Let us take an example of Mortgage-Backed Securities. These are the CDOs that include in their portfolio debt assets such as corporate debt, credit card debt, automobile loans, and other similar loans. The reason why mortgage-backed securities can be termed as collateralized debt obligations is that CDOs get their value from the security of getting the repayments received.
Types of Collateral Debt Obligations
- Collateralized bond obligations (CBOs): These types of CDOs are backed up by leveraged fixed income securities.
- Collateralized loan obligations (CLOs): These types of CDOs are backed up by leveraged bank loans.
- Structured finance CDOs (SFCDOs): These types of CDOs are backed up by structured funds.
- Collateralized synthetic obligations (CSOs): These types of CDOs are backed up by credit derivatives.
Structure of Collateralized Debt Obligation
The collateralized debt obligation assets are comprised of sovereign bonds, corporate bonds, and bank loans. The collection of collateralized debt instruments is the source of income of the CDOs which is distributed to the CDO securities. A senior CDO security is paid first after that which the payouts are made to the mezzanine CDO. The first CDO was not subjected to be managed by the fund manager actively but by the mid-2000s, the CDs are actively managed by the fund manager.
How Collateralized Debt Obligation Grew the Economy?
The practice of dividing the risk and pooling of assets exemplified grew and flourished which made the economics of CDOs more detailed. The CDOs were composed of the middle tranches due to which these were of lesser or no-risk investment. The investment was suitable for big investors, banks, etc., seeking to get a stable income.
Some of the advantages are:
- Unburden the bank: The Collateralized debt obligation helps the bank in sharing the burden of workload and it makes it easy for the bank to look and work on other things.
- Lesser risk on the balance sheet: The collateralized debt obligations lessens the risk of the balance sheet as a specific fraction of assets of banks are to be kept as a reserve.
- Liquidity: The collateralized debt obligations helps the bank in altering illiquid security into liquid security.
Criticism of Collateralized Debt Obligations
During and after the 2008 crisis, CDOs were highly criticized due to their inefficiency. CDOs multiplied the losses faced by the investors back then. Some of the criticismsare mentioned below:
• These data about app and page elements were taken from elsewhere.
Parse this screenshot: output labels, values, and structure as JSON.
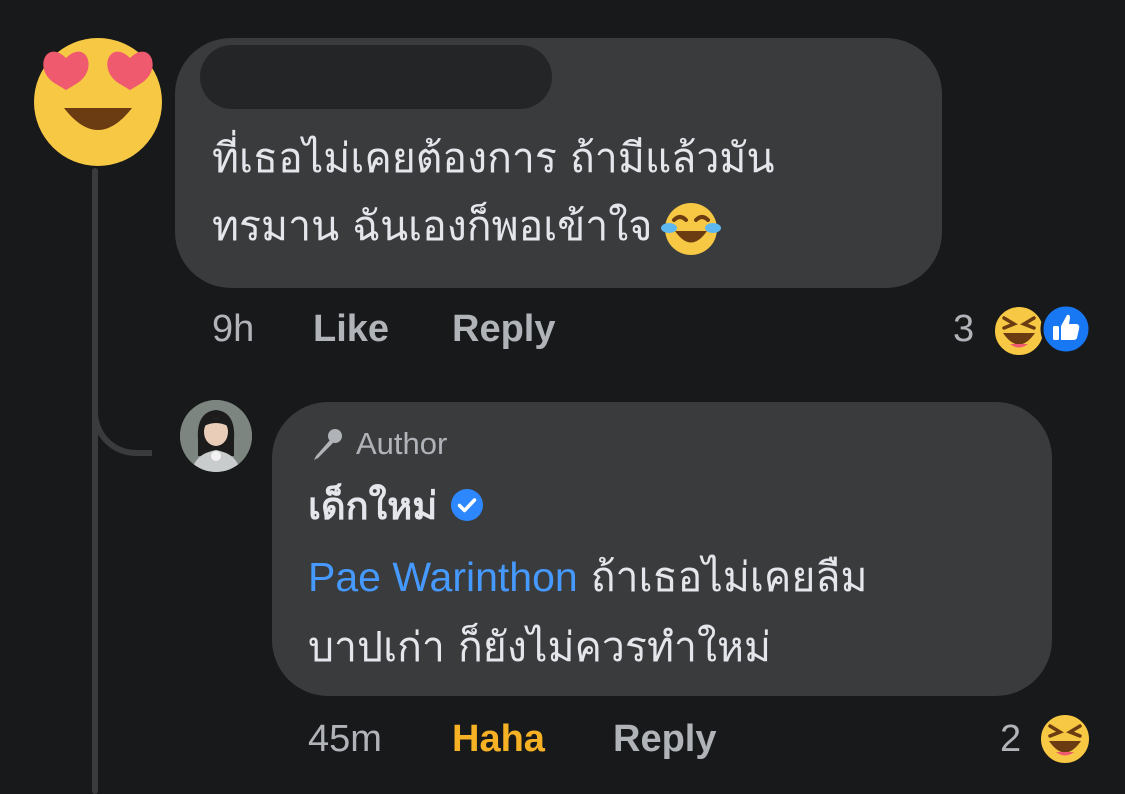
{
  "comment1": {
    "text_line1": "ที่เธอไม่เคยต้องการ ถ้ามีแล้วมัน",
    "text_line2": "ทรมาน ฉันเองก็พอเข้าใจ",
    "time": "9h",
    "like_label": "Like",
    "reply_label": "Reply",
    "reaction_count": "3",
    "reaction_icons": [
      "laughing-emoji-icon",
      "like-thumb-icon"
    ],
    "avatar_icon": "heart-eyes-emoji-icon",
    "inline_emoji": "tears-of-joy-emoji-icon"
  },
  "reply": {
    "badge_label": "Author",
    "badge_icon": "microphone-icon",
    "name": "เด็กใหม่",
    "verified_icon": "verified-badge-icon",
    "mention": "Pae Warinthon",
    "text_rest": " ถ้าเธอไม่เคยลืม",
    "text_line2": "บาปเก่า ก็ยังไม่ควรทำใหม่",
    "time": "45m",
    "haha_label": "Haha",
    "reply_label": "Reply",
    "reaction_count": "2",
    "reaction_icons": [
      "laughing-emoji-icon"
    ]
  },
  "colors": {
    "background": "#18191a",
    "bubble": "#3a3b3c",
    "text": "#e4e6eb",
    "muted": "#b0b3b8",
    "mention": "#4599ff",
    "haha": "#f7b125",
    "verified": "#2d88ff"
  }
}
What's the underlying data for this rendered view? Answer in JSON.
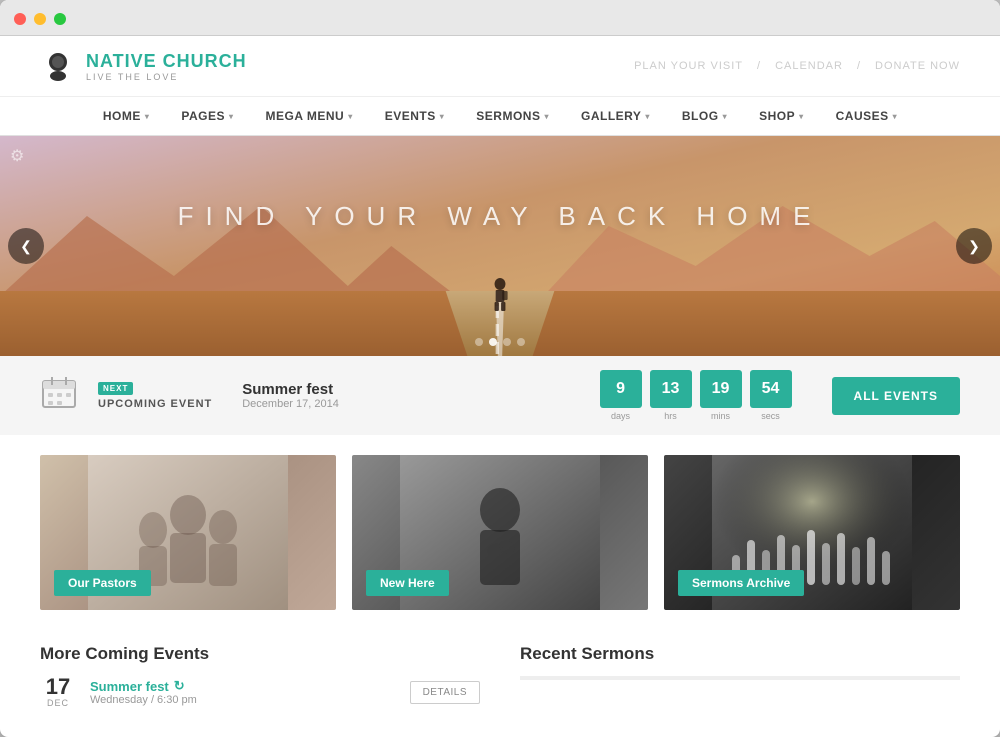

- Joseph Stiglitz highly criticized the collateralized debt obligation and he considered it as the ‘one of the key culprits’ of the crisis.According to him, it is the reason why F-rated security converted to A-rated.
- Morgen’s son criticized the collateral debt obligation by saying that the agencies had bluffed to change ‘dross into gold’.
- CDOs were criticized due to the inefficiency of it to assess the accurate risk factor in the securities.
Collateralized debt obligation had a history of both rising and downfalls. There are many advantages in CDOS like they remove the burden from the bank, reduces risk on the balance sheet, and help in maintaining liquidity which helps them to rise but due to the inefficiency of the CDOs to assess the accurate risk, they faced the downfall.
This is a guide to Collateral Debt Obligation. Here we also discuss the definition and how does collateral debt obligation work? along with advantages and types. You may also have a look at the following articles to learn more –